What this task involves -> Find all lines in the listing that include the word "address", then copy them.

•••

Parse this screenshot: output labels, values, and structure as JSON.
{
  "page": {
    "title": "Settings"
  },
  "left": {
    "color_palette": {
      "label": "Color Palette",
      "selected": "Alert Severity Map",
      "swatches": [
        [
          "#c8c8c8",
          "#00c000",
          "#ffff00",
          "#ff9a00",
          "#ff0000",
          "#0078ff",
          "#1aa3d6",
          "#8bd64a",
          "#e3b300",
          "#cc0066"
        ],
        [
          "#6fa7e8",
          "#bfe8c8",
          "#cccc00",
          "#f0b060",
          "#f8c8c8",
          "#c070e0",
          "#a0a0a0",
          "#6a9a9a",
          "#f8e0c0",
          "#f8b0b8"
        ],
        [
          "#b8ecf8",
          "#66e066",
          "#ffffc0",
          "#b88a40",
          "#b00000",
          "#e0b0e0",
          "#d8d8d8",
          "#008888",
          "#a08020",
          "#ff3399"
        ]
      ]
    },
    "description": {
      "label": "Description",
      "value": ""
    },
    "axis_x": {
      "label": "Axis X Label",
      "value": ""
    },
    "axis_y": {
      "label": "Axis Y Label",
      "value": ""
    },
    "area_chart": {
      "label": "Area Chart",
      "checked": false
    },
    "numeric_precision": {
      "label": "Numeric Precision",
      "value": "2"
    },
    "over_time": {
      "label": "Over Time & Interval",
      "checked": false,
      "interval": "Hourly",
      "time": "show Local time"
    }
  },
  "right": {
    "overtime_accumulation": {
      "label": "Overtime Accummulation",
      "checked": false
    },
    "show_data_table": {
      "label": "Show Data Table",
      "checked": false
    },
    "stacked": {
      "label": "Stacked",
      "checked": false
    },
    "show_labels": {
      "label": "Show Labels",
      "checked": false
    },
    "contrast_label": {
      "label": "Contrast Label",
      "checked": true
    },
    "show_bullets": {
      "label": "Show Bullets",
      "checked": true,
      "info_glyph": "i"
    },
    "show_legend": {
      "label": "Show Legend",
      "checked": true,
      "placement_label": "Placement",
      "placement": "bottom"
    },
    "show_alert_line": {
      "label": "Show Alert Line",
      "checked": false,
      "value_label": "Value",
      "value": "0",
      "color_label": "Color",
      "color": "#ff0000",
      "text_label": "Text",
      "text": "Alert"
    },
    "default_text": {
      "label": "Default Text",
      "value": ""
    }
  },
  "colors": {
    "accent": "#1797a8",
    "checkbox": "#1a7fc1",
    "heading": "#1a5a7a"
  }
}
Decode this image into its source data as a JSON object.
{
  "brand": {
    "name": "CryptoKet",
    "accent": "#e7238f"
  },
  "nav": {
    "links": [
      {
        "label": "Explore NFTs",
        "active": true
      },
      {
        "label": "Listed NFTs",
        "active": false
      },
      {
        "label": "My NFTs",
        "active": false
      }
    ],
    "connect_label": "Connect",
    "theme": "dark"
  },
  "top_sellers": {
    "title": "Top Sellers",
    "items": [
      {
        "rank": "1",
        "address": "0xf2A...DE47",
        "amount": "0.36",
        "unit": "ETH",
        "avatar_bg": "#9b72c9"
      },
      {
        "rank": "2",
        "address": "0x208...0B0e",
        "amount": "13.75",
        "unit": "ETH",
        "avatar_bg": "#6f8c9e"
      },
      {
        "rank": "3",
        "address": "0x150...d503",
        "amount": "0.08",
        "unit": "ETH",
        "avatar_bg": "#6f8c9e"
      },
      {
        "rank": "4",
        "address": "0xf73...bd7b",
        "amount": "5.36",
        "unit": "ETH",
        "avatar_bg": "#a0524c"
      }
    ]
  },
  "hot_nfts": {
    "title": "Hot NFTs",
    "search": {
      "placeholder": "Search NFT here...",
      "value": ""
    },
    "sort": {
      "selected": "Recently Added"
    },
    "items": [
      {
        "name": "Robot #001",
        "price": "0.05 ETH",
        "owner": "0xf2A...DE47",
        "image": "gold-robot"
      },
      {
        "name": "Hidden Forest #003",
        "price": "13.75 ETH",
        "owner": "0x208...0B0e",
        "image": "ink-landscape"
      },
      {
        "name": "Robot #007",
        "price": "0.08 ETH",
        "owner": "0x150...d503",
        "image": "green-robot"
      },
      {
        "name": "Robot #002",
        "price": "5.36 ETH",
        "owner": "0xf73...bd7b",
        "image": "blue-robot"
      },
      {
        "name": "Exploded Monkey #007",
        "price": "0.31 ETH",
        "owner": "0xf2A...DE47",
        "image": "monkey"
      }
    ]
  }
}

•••

Your response ->
        "address": "0xf2A...DE47",
        "address": "0x208...0B0e",
        "address": "0x150...d503",
        "address": "0xf73...bd7b",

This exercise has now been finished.